## DESCRIPTION OF THE TASK
With nothing added or dropped, copy the data that follows exactly.
Start of Block
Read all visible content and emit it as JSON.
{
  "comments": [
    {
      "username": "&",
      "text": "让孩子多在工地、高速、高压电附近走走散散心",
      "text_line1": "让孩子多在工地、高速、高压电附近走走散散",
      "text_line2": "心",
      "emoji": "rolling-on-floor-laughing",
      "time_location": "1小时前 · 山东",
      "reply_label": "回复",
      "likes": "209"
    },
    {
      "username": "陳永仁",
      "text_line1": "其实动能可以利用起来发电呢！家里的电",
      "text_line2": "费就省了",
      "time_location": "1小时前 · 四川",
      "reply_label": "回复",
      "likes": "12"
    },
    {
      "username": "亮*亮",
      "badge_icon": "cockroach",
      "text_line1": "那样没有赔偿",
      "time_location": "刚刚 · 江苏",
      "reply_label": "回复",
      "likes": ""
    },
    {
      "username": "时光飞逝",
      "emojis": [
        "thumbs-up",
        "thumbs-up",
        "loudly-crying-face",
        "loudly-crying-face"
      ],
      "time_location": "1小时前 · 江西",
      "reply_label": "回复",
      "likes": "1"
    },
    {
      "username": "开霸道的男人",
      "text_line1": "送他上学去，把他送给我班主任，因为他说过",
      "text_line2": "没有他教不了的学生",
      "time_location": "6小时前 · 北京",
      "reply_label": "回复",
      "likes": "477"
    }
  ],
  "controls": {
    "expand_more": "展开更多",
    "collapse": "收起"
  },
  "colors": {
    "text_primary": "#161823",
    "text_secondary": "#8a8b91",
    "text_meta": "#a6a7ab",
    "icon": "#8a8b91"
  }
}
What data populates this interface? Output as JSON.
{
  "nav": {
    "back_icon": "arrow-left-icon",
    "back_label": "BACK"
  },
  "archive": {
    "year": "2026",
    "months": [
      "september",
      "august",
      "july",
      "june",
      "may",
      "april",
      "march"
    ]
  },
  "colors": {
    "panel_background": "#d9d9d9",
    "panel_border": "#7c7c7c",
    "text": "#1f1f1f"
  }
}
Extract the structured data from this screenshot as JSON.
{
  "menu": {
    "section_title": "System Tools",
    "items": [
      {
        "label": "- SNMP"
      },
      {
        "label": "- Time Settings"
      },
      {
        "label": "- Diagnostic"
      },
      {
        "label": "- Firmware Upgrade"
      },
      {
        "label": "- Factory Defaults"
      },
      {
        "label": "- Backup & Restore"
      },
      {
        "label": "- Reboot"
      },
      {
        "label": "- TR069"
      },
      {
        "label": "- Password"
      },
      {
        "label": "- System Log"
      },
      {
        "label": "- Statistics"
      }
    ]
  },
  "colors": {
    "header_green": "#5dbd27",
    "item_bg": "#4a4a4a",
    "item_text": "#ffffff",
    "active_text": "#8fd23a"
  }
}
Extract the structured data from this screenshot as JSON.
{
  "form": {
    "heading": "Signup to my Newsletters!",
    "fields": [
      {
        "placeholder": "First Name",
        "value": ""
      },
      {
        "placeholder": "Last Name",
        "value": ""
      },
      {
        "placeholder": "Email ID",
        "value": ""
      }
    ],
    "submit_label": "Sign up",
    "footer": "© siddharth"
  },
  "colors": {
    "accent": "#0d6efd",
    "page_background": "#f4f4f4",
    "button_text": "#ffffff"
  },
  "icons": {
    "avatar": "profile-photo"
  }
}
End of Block
## YOUR RESPONSE
Read all visible content and emit it as JSON.
{
  "comments": [
    {
      "username": "&",
      "text": "让孩子多在工地、高速、高压电附近走走散散心",
      "text_line1": "让孩子多在工地、高速、高压电附近走走散散",
      "text_line2": "心",
      "emoji": "rolling-on-floor-laughing",
      "time_location": "1小时前 · 山东",
      "reply_label": "回复",
      "likes": "209"
    },
    {
      "username": "陳永仁",
      "text_line1": "其实动能可以利用起来发电呢！家里的电",
      "text_line2": "费就省了",
      "time_location": "1小时前 · 四川",
      "reply_label": "回复",
      "likes": "12"
    },
    {
      "username": "亮*亮",
      "badge_icon": "cockroach",
      "text_line1": "那样没有赔偿",
      "time_location": "刚刚 · 江苏",
      "reply_label": "回复",
      "likes": ""
    },
    {
      "username": "时光飞逝",
      "emojis": [
        "thumbs-up",
        "thumbs-up",
        "loudly-crying-face",
        "loudly-crying-face"
      ],
      "time_location": "1小时前 · 江西",
      "reply_label": "回复",
      "likes": "1"
    },
    {
      "username": "开霸道的男人",
      "text_line1": "送他上学去，把他送给我班主任，因为他说过",
      "text_line2": "没有他教不了的学生",
      "time_location": "6小时前 · 北京",
      "reply_label": "回复",
      "likes": "477"
    }
  ],
  "controls": {
    "expand_more": "展开更多",
    "collapse": "收起"
  },
  "colors": {
    "text_primary": "#161823",
    "text_secondary": "#8a8b91",
    "text_meta": "#a6a7ab",
    "icon": "#8a8b91"
  }
}
What data populates this interface? Output as JSON.
{
  "nav": {
    "back_icon": "arrow-left-icon",
    "back_label": "BACK"
  },
  "archive": {
    "year": "2026",
    "months": [
      "september",
      "august",
      "july",
      "june",
      "may",
      "april",
      "march"
    ]
  },
  "colors": {
    "panel_background": "#d9d9d9",
    "panel_border": "#7c7c7c",
    "text": "#1f1f1f"
  }
}
Extract the structured data from this screenshot as JSON.
{
  "menu": {
    "section_title": "System Tools",
    "items": [
      {
        "label": "- SNMP"
      },
      {
        "label": "- Time Settings"
      },
      {
        "label": "- Diagnostic"
      },
      {
        "label": "- Firmware Upgrade"
      },
      {
        "label": "- Factory Defaults"
      },
      {
        "label": "- Backup & Restore"
      },
      {
        "label": "- Reboot"
      },
      {
        "label": "- TR069"
      },
      {
        "label": "- Password"
      },
      {
        "label": "- System Log"
      },
      {
        "label": "- Statistics"
      }
    ]
  },
  "colors": {
    "header_green": "#5dbd27",
    "item_bg": "#4a4a4a",
    "item_text": "#ffffff",
    "active_text": "#8fd23a"
  }
}
Extract the structured data from this screenshot as JSON.
{
  "form": {
    "heading": "Signup to my Newsletters!",
    "fields": [
      {
        "placeholder": "First Name",
        "value": ""
      },
      {
        "placeholder": "Last Name",
        "value": ""
      },
      {
        "placeholder": "Email ID",
        "value": ""
      }
    ],
    "submit_label": "Sign up",
    "footer": "© siddharth"
  },
  "colors": {
    "accent": "#0d6efd",
    "page_background": "#f4f4f4",
    "button_text": "#ffffff"
  },
  "icons": {
    "avatar": "profile-photo"
  }
}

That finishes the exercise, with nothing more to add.